To keep up with latest technology, many consumers are tempted by the increasing number of retailer buy-back programs offered for a minimal fee at the point of sale.
As long as your gadget is in good condition, many buy-back programs allow you to trade up such items as your cell phone, laptop, tablet and television for a percentage of its current value. Usually, this credit comes in the form of a store gift card.
The Better Business Bureau recommends that consumers weigh the pros and cons before participating in a retailer’s buy-back program:
Buy-back programs act as insurance against loss of value. Like any insurance policy, the true value can become nominal and hard to define. Be sure to read the fine print as many buy-back options have conditions and constraints that could ultimately keep you from selling back your used gadget.
You could pay triple sales tax. Even though sales tax laws and buy-back program rules vary, the consumer is the one responsible for paying the tax – first when you buy the gadget, a second time when you return it and then a third time when you use the gift card.
Gadget buy-backs are not for the forgetful. If you don’t save original receipts, power cords and manuals, you could be at a loss or your payout could be less than expected. Most buy-back programs insist that the original items be brought back to the store at the time of the exchange.
Mobile phone contracts are not covered. You can resell your phone back to the retailer, but your cellphone provider will keep billing you for the duration of your contract.
You can compromise your identity. Remember to completely erase all personal data from the gadget, smartphone or laptop before returning it. If you don't, you could unwittingly compromise your identity.
You can get more for your electronic gadgets elsewhere. In most instances, you can get more for your electronics by using such sites as eBay and Craigslist.

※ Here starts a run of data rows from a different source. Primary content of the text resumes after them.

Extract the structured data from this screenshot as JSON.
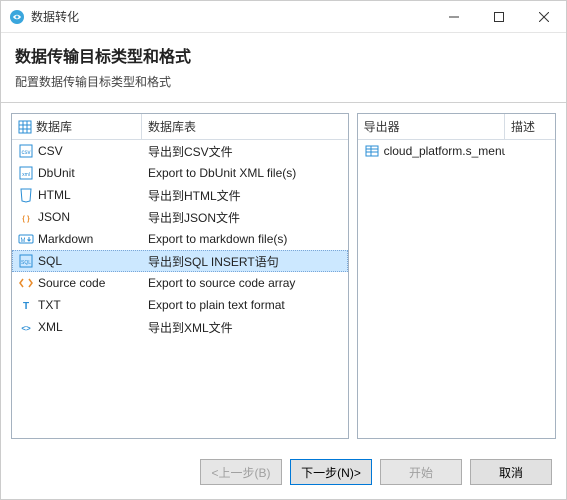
{
  "window": {
    "title": "数据转化"
  },
  "header": {
    "heading": "数据传输目标类型和格式",
    "subtitle": "配置数据传输目标类型和格式"
  },
  "leftPanel": {
    "col1": "数据库",
    "col2": "数据库表",
    "items": [
      {
        "name": "CSV",
        "desc": "导出到CSV文件",
        "icon": "csv"
      },
      {
        "name": "DbUnit",
        "desc": "Export to DbUnit XML file(s)",
        "icon": "dbunit"
      },
      {
        "name": "HTML",
        "desc": "导出到HTML文件",
        "icon": "html"
      },
      {
        "name": "JSON",
        "desc": "导出到JSON文件",
        "icon": "json"
      },
      {
        "name": "Markdown",
        "desc": "Export to markdown file(s)",
        "icon": "markdown"
      },
      {
        "name": "SQL",
        "desc": "导出到SQL INSERT语句",
        "icon": "sql",
        "selected": true
      },
      {
        "name": "Source code",
        "desc": "Export to source code array",
        "icon": "code"
      },
      {
        "name": "TXT",
        "desc": "Export to plain text format",
        "icon": "txt"
      },
      {
        "name": "XML",
        "desc": "导出到XML文件",
        "icon": "xml"
      }
    ]
  },
  "rightPanel": {
    "col1": "导出器",
    "col2": "描述",
    "items": [
      {
        "name": "cloud_platform.s_menu",
        "desc": "",
        "icon": "table"
      }
    ]
  },
  "footer": {
    "back": "<上一步(B)",
    "next": "下一步(N)>",
    "start": "开始",
    "cancel": "取消"
  },
  "colors": {
    "accent": "#0078d7",
    "selection": "#cce8ff"
  }
}
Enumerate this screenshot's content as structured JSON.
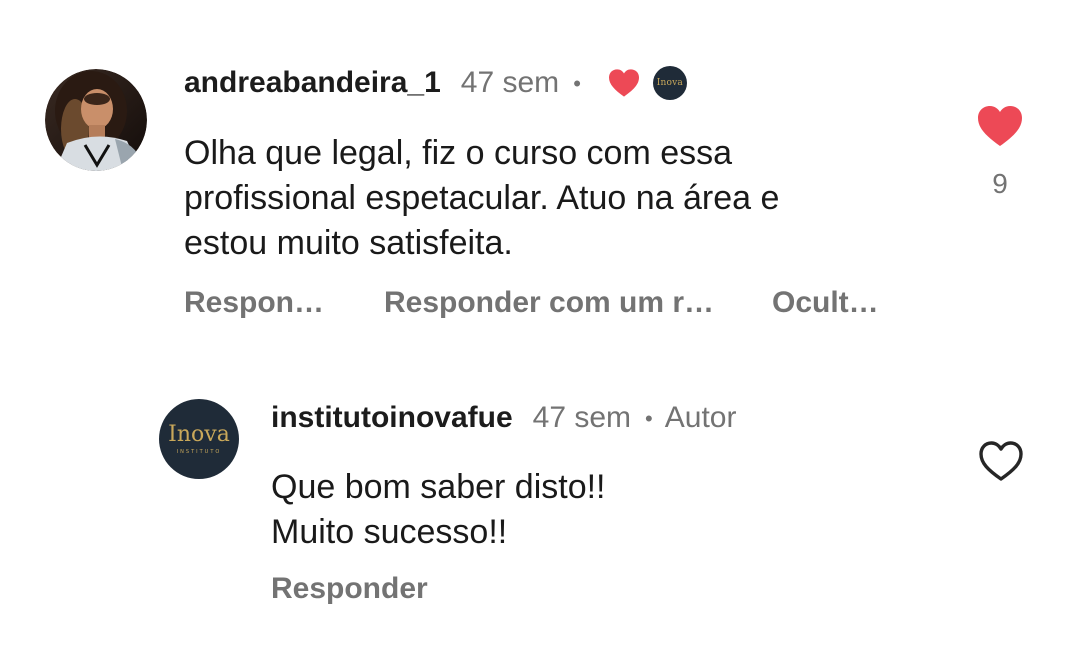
{
  "comments": [
    {
      "username": "andreabandeira_1",
      "time": "47 sem",
      "separator": "•",
      "creator_liked": true,
      "body": "Olha que legal, fiz o curso com essa\nprofissional espetacular. Atuo na área e\nestou muito satisfeita.",
      "actions": {
        "reply": "Respon…",
        "reply_with_reel": "Responder com um r…",
        "hide": "Ocult…"
      },
      "liked": true,
      "like_count": "9",
      "colors": {
        "heart": "#ed4956"
      }
    },
    {
      "username": "institutoinovafue",
      "time": "47 sem",
      "separator": "•",
      "author_tag": "Autor",
      "body": "Que bom saber disto!!\nMuito sucesso!!",
      "actions": {
        "reply": "Responder"
      },
      "liked": false,
      "colors": {
        "heart_outline": "#262626"
      }
    }
  ],
  "brand": {
    "logo_text": "Inova",
    "logo_subtext": "INSTITUTO",
    "colors": {
      "navy": "#1f2b38",
      "gold": "#c9a85a"
    }
  },
  "icons": {
    "creator_heart": "heart-filled-icon",
    "creator_badge": "creator-avatar-badge",
    "like_filled": "heart-filled-icon",
    "like_outline": "heart-outline-icon"
  }
}
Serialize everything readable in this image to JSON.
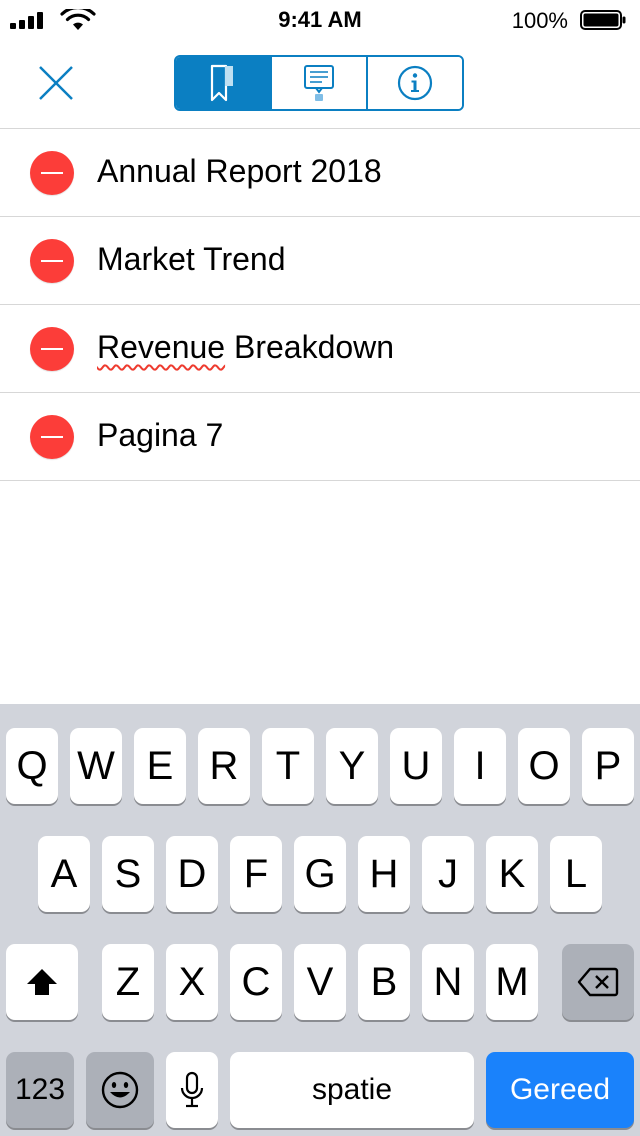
{
  "status_bar": {
    "time": "9:41 AM",
    "battery_percent": "100%",
    "icons": [
      "signal-icon",
      "wifi-icon",
      "battery-icon"
    ]
  },
  "toolbar": {
    "close_icon": "close-icon",
    "tabs": [
      {
        "name": "bookmarks",
        "icon": "bookmark-icon",
        "active": true
      },
      {
        "name": "annotations",
        "icon": "comment-icon",
        "active": false
      },
      {
        "name": "info",
        "icon": "info-icon",
        "active": false
      }
    ],
    "accent_color": "#0b7fc2"
  },
  "bookmarks": {
    "items": [
      {
        "title": "Annual Report 2018"
      },
      {
        "title": "Market Trend"
      },
      {
        "title_underlined": "Revenue",
        "title_rest": " Breakdown"
      },
      {
        "title": "Pagina 7"
      }
    ],
    "delete_color": "#fc3d39"
  },
  "keyboard": {
    "row1": [
      "Q",
      "W",
      "E",
      "R",
      "T",
      "Y",
      "U",
      "I",
      "O",
      "P"
    ],
    "row2": [
      "A",
      "S",
      "D",
      "F",
      "G",
      "H",
      "J",
      "K",
      "L"
    ],
    "row3": [
      "Z",
      "X",
      "C",
      "V",
      "B",
      "N",
      "M"
    ],
    "numbers_label": "123",
    "space_label": "spatie",
    "done_label": "Gereed",
    "done_color": "#1a82fb"
  }
}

Start With Trust. For trustworthy consumer tips and information, visit wynco.bbb.org or call 970-484-1348 or 800-564-0371.